make is in your time, since the shoot may take a day, perhaps a very
©NYI Student Stephen
Let's go back to our example, the photographer and dancer who want to
collaborate on a series of nude photographs.
If both people wish to have photographs for a portfolio, then an agreement
modeled on "testing" would probably cover those activities. If the photographer
also wants the rights to make and sell fine art prints of those photos,
that is another type of use and the right to do that should be spelled
out in the agreement.
For that right, the model might request additional consideration. One
possibility would be for the photographer to commit to giving the model
one print of every image prepared for sale at no cost.
The details aren't important, you should be able to work those out and
you should do so before the shooting session. The important part is
that you discuss what is planned before some undiscussed use takes place.
For example, major men's magazines only publish photographs with good
releases and proof that the models are not minors.
By the way, when we speak of an agreement, that should be some written
document, either in the form of a signed release or as a letter of agreement.
While we don't intend this article to be specific legal advice, it's
safe to say that the only way to prevent future misunderstandings in
detailing usage and rights is to have a written agreement. Anything
that's not covered by the written agreement has to be subject to a separate
If, for example, the photographer in our scenario sold some of the photographs
from the nude session with the dancer to a men's magazine without the
model's clear written permission, he would be wide open for a lawsuit.
There's little chance any legitimate magazine would purchase them without
a signed release, and a phony release would leave the photographer open
to added charges of fraud, as well as violating the model's right to
Life is too short and lawyers will endure forever, so don't end up getting
sued over the use of your photographs. Much better that you make a deal
on the front end.
What happens if a later possible usage crops up that was not intended
at the time? What if the photographer had no intention of publishing
those photos in a magazine when he took them, but five years later he
meets an editor or publisher who wants to use the photos?
The only option at this point would be for the photographer to track
down the model and negotiate this usage separately.
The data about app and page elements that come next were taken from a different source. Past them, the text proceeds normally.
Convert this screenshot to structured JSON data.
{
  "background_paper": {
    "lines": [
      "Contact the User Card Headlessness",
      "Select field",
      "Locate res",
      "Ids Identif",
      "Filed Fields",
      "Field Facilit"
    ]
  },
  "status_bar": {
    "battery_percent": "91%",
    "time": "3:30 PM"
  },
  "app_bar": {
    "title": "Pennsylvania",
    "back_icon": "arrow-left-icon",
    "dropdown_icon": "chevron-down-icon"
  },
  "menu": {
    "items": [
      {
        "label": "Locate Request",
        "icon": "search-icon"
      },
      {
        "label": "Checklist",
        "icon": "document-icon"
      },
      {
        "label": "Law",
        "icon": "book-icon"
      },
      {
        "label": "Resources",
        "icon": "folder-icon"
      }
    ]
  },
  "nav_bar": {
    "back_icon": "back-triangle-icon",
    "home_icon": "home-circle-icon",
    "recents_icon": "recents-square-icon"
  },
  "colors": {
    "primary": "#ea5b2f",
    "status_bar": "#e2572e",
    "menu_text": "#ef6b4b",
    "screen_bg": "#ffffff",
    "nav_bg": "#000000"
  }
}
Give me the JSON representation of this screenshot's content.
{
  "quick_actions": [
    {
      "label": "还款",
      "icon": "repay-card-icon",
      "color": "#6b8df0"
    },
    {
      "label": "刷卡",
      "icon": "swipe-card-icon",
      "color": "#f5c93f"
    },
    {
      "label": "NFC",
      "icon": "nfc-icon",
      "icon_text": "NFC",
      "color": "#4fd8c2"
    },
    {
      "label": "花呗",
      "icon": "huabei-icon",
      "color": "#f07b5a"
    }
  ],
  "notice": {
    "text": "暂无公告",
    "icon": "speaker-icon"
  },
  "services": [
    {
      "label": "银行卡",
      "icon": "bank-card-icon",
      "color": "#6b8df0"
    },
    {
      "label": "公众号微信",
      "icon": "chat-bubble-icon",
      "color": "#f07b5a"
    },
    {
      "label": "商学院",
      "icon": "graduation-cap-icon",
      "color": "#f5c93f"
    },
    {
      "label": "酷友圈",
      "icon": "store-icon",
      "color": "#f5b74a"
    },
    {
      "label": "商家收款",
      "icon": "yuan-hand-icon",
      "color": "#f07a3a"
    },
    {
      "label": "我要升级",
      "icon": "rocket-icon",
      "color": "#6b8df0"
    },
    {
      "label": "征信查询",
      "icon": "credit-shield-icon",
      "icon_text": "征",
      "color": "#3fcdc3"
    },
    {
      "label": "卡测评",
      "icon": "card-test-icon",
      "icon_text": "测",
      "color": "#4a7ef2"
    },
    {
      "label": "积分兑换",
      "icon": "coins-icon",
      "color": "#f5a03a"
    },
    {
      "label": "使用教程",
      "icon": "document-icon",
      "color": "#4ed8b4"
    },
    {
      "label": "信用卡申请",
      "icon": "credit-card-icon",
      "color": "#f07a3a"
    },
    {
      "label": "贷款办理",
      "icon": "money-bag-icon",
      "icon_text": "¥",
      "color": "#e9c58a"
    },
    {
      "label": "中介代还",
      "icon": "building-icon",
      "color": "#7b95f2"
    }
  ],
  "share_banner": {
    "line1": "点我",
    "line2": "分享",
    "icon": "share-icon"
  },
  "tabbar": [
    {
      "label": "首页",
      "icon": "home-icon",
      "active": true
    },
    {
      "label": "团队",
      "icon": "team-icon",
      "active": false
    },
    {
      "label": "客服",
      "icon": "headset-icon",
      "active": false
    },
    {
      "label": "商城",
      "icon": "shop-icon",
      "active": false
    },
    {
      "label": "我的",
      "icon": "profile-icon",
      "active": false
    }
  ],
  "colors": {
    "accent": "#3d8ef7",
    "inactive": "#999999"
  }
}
That's one reason
it's in the photographer interest to try to anticipate what rights might
reasonably be necessary and to try to acquire them all at the onset.
At a minimum, it's going to take time to make the added deal, and at
worst, the model may be hard or impossible to locate a few years later.
Student Albert D. Arauz
If you're hiring a model for an overcoat advertisement, then you're
looking at an overt commercial use. You want to sell the photo, with
the model's full release, to the department store. The department store
doesn't want to get embroiled in any legal disputes, you can be sure.
So, you need a release that clearly gives you and your customer permission
to use that photo for commercial use.
Obviously, the value of this photo to the model is probably limited.
An aspiring actor, for instance, may be able to use one, perhaps two
photos of himself in an overcoat, but he's not going to fill his portfolio
with them. One approach is to pay the model. That makes good business
sense, but if your budget is small, you may be able to make a deal and
extend the shooting session to take more photographs of the actor in
different outfits and poses beyond the ones you need for your customer.
Then, in consideration for the added photographs, your model should
give you a full release for few or no dollars.
Are you beginning to get this idea? The photography business, like life,
is in large measure a negotiation. You can take photographs that will
benefit you and your model but be honest and fair and protect both of
your needs by discussing payment and releases before you pick up the
camera. If you follow these guidelines you'll be able to handle almost
any photo situation involving a model from a portrait sitting to a glamour